Religion is clearly not the only catalyst of total war and other forms of indiscriminate violence. Nobody here is claiming that to be the case as we are all aware that people seem to be able to invent all sorts of rationales for mass killing without feeling the need to cite the will of God. However, religious violence can take a particularly intense and ruthless character, if the objects of that violence are seen as blaspheming or insulting God, as the enemies of God or his people, as savages, heathens, without soul and what have you. My point is that although religions aren't the sole rational used to justify violence, some of them have violence so deeply rooted in their scriptures and traditions that under the right circumstances they become facilitators instead of hindrances, as you claim, to wage war upon those who don't share the same faith.
But the most absurd part of this is that religious or even minor ideological motivations were needed at all. The American continent was a huge resource just waiting to be taken. If those who took it had no religious or ideological motivations or justifications for taking it would they have been like, "damn, look at this place, all this land, the gold... but we can't take it because we have no religious or ideological basis for doing so. Back to the old world, boys!"
Absurd is your denial to acknowledge the tremendous power religion can over the masses, how it has been used in history to shape public opinion and action and the way in which it can make people's ideas malleable to pursue the worldly purposes of an elite - religiously motivated or not - thinking their actions are ethical.
Guns don't kill people. People kill people. Religion doesn't kill people. People kill people. That's what you are saying. We all know where that leads.

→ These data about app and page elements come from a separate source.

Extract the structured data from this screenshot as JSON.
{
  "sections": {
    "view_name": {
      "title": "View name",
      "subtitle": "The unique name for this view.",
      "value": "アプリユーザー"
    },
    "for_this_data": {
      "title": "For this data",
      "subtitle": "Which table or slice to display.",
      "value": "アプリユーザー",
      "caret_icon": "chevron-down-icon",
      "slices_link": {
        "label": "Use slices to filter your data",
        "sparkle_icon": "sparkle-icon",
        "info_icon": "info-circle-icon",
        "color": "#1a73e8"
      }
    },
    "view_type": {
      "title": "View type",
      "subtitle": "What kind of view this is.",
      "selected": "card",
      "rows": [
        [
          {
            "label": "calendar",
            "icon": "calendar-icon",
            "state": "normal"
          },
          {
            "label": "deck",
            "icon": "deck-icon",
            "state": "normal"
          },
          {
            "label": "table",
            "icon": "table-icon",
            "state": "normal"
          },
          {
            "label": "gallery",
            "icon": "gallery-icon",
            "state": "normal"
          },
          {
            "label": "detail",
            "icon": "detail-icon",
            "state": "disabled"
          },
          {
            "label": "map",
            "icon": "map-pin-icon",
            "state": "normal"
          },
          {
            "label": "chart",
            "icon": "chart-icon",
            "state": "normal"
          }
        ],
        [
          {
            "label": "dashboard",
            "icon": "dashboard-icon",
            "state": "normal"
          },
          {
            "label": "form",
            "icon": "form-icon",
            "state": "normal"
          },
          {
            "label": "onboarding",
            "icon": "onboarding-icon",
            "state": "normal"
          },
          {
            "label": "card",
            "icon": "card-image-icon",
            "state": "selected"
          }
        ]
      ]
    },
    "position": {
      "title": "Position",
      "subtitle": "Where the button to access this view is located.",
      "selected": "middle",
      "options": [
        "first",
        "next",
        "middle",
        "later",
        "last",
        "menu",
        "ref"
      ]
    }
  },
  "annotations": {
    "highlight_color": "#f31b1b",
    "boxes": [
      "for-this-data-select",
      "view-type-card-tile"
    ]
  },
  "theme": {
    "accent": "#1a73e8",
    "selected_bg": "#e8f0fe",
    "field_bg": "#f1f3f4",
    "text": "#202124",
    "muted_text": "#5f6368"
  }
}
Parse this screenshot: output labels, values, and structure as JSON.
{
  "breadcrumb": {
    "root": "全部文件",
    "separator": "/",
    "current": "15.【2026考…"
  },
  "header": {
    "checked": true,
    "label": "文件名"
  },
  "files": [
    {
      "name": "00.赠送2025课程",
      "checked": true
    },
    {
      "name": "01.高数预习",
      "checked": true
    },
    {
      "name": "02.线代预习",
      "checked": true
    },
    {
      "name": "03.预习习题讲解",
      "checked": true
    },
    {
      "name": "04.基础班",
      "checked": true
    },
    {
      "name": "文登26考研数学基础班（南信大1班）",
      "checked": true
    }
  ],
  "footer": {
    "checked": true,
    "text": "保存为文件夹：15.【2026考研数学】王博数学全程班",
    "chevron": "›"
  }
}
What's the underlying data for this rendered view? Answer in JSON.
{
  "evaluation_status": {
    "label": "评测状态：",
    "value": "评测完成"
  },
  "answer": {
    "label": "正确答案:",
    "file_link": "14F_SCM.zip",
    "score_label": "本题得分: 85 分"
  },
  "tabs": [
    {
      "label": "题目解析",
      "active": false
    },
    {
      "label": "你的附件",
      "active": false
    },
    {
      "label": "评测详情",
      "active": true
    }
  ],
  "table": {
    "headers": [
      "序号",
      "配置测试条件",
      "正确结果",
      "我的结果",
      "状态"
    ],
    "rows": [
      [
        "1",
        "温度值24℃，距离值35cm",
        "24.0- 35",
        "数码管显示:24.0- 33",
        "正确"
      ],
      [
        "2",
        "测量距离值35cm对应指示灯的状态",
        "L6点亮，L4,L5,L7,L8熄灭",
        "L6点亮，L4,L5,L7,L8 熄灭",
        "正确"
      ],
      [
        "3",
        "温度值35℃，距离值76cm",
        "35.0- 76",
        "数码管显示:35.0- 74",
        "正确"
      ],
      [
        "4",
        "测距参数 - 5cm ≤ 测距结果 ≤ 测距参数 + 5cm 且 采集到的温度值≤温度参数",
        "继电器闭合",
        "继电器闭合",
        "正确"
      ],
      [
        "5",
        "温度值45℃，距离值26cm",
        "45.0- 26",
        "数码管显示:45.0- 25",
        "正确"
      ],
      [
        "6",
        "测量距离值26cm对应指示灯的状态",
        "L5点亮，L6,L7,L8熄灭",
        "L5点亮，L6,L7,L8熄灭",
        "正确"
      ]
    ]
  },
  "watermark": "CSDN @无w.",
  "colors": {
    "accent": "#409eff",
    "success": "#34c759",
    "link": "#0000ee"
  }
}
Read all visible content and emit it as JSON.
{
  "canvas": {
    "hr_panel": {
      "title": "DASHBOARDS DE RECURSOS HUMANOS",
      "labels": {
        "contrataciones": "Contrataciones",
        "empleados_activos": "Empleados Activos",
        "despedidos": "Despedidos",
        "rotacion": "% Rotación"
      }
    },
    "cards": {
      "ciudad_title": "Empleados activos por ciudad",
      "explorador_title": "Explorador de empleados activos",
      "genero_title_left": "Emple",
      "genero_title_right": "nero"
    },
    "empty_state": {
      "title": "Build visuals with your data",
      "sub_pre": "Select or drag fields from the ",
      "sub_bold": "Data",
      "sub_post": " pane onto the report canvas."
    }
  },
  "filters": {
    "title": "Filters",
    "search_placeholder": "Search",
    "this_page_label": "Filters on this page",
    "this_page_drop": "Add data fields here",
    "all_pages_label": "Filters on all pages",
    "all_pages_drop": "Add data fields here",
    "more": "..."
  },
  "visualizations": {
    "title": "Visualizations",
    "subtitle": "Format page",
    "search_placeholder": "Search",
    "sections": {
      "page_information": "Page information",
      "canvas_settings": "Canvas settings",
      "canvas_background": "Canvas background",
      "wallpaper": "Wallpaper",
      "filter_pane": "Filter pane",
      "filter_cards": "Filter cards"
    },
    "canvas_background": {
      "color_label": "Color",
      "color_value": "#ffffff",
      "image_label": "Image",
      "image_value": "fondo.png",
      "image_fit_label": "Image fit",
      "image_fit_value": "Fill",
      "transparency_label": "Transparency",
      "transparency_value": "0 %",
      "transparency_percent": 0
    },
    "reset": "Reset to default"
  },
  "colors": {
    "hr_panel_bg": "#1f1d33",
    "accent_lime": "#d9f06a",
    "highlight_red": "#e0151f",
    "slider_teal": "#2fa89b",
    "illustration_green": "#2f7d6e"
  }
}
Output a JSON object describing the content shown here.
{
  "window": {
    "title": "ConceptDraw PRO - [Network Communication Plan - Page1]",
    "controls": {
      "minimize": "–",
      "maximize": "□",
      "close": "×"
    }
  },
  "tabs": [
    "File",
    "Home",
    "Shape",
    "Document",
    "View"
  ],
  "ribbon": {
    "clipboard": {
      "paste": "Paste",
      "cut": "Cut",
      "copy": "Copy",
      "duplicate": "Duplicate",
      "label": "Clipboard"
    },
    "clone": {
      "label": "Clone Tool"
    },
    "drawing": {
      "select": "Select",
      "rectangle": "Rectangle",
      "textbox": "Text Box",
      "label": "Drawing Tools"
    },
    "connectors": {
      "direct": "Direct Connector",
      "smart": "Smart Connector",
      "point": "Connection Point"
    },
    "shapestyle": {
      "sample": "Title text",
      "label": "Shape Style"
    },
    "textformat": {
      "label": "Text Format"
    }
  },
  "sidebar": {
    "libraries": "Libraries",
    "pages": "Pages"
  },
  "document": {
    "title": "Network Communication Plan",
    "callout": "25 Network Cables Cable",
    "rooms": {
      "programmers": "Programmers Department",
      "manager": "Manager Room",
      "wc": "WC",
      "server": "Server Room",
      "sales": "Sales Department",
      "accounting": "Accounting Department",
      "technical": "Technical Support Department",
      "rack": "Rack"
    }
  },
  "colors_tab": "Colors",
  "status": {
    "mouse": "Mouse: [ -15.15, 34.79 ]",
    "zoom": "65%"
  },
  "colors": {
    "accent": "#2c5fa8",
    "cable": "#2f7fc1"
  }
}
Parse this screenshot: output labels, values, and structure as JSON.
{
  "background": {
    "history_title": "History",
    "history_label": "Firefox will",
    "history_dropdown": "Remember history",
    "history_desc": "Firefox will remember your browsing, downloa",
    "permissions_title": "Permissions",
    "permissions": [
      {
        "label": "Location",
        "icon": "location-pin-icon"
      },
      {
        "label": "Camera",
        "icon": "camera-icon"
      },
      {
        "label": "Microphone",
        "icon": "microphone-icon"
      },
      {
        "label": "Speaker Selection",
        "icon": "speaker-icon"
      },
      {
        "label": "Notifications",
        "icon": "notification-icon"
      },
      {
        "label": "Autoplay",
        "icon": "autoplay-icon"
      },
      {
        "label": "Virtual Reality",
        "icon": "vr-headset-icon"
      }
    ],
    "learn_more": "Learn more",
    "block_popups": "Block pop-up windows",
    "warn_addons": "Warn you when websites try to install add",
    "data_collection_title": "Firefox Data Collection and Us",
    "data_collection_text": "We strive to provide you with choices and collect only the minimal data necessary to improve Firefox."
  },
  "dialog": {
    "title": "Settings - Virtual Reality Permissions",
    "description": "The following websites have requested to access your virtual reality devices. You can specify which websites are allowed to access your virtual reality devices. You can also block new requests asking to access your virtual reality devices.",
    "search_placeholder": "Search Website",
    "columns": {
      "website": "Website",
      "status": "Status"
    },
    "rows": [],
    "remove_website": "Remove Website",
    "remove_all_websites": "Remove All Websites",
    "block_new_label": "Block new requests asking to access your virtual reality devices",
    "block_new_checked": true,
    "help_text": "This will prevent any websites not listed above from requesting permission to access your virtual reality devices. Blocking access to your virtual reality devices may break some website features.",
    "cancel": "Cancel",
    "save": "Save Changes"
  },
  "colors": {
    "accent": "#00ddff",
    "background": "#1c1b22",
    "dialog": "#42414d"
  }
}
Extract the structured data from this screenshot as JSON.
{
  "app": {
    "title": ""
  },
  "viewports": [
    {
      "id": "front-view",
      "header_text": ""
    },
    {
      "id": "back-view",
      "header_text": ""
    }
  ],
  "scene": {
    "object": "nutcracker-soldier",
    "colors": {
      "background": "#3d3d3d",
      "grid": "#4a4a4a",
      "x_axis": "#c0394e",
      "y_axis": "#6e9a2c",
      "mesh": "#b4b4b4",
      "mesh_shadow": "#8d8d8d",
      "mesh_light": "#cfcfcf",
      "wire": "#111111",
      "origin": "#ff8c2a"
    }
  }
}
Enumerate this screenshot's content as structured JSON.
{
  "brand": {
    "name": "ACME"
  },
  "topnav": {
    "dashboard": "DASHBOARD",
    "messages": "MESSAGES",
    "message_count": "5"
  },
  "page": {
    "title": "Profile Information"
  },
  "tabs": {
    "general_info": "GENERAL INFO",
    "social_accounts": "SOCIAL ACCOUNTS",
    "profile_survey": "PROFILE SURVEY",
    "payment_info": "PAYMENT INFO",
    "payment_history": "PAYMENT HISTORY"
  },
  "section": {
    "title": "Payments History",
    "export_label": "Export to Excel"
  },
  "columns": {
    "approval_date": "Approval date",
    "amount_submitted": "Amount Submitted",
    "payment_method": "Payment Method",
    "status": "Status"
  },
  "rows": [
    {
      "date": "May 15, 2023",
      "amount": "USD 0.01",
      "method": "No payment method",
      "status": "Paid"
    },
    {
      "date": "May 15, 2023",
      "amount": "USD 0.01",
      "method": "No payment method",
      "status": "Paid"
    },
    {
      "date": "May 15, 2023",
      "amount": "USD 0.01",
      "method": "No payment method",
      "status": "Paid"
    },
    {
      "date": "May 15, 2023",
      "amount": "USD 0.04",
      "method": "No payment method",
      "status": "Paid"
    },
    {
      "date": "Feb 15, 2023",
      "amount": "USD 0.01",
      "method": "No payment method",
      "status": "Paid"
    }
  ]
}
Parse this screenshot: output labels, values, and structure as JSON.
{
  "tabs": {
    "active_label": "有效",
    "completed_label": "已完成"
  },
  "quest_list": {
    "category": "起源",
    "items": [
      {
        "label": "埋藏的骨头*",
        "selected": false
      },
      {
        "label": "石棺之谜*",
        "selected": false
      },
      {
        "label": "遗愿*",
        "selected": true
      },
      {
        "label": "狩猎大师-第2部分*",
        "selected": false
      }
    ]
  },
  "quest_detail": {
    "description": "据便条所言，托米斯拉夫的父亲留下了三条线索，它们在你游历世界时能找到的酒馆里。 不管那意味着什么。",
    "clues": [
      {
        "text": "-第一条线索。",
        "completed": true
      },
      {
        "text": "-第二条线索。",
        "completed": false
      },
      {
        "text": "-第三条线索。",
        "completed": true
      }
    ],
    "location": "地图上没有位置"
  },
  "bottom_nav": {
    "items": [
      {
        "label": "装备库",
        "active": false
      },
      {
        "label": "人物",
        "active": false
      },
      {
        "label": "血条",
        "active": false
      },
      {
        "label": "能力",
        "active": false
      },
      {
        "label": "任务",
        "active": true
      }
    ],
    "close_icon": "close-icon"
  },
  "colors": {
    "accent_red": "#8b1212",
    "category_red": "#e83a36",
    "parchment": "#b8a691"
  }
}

Malcom though, is providing a deeper analysis of this issue. If I would settle for the removal of hate speech from religious books, he analyses the belief system itself and how it influences people's minds due to the way it is conceived. He provides an explanation on why -and how to a certain extent- as species, we should go beyond religion and justifies it. Somehow I believe we're centuries behind such step, but it's a beautiful dream.